The low-carbon transition involves achieving the coordinated development between economic development and carbon reduction. This paper utilises an integrated decomposition and econometric framework to reveal the influence mechanism and convergence evolution of carbon emission intensity (CEI) across 29 OECD countries in the period 1992–2018. The country-level low-carbon transition efforts are then investigated. The results imply that: (1) The reduction in CEI is primarily attributed to the changes in economic development and energy intensity. The carbon emission coefficient effect also negatively influences CEI. The impact of energy consumption per capita, however, is negligible. (2) According to econometric analysis, energy intensity, energy mix, carbon emissions per capita and energy use per capita have positive impacts on CEI. Specially, GDP per capita shows an inverted U-shaped curve relationship with CEI. (3) There is evidence of convergence in CEI across developed countries. Energy intensity plays a crucial role in accelerating the CEI convergence process, implying a half-life of 3 years. (4) Fifteen European countries have made strong low-carbon transition efforts among all countries. Denmark has made the largest efforts, South Korea the least. This study provides important implications for low-carbon economy transition.

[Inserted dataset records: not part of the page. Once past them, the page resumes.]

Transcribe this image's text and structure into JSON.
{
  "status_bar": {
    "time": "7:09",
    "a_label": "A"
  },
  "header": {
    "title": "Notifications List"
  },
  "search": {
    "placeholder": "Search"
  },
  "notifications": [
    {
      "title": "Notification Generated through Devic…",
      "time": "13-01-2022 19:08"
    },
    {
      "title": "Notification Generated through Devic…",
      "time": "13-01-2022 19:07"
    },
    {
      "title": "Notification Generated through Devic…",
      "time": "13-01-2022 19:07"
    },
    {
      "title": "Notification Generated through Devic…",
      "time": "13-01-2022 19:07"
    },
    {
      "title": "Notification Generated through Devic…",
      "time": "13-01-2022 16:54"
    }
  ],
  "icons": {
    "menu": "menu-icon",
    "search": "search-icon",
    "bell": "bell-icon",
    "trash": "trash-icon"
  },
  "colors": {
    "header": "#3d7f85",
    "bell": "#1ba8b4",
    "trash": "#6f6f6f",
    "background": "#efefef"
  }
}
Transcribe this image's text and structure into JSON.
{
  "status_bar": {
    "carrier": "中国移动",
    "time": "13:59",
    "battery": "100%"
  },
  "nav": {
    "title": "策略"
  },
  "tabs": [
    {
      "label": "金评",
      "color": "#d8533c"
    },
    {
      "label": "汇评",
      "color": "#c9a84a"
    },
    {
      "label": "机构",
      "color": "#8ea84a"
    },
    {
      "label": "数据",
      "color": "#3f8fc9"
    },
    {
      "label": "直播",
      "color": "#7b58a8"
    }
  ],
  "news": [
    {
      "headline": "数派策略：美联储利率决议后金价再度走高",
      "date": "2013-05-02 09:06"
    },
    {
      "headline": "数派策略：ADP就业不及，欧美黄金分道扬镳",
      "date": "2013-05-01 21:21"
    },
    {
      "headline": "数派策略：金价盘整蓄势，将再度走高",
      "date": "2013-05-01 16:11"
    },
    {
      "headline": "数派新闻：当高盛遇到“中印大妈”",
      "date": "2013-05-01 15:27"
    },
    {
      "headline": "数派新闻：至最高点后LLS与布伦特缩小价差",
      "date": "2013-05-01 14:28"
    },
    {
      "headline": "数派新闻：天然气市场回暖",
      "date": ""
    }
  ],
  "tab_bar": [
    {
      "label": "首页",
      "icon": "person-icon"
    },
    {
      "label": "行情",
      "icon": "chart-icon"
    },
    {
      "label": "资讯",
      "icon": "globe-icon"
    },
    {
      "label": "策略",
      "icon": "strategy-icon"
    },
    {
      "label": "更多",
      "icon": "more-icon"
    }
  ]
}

|Original language||English (US)|
|State||Accepted/In press - 2022|
All Science Journal Classification (ASJC) codes
- Economics and Econometrics
- Political Science and International Relations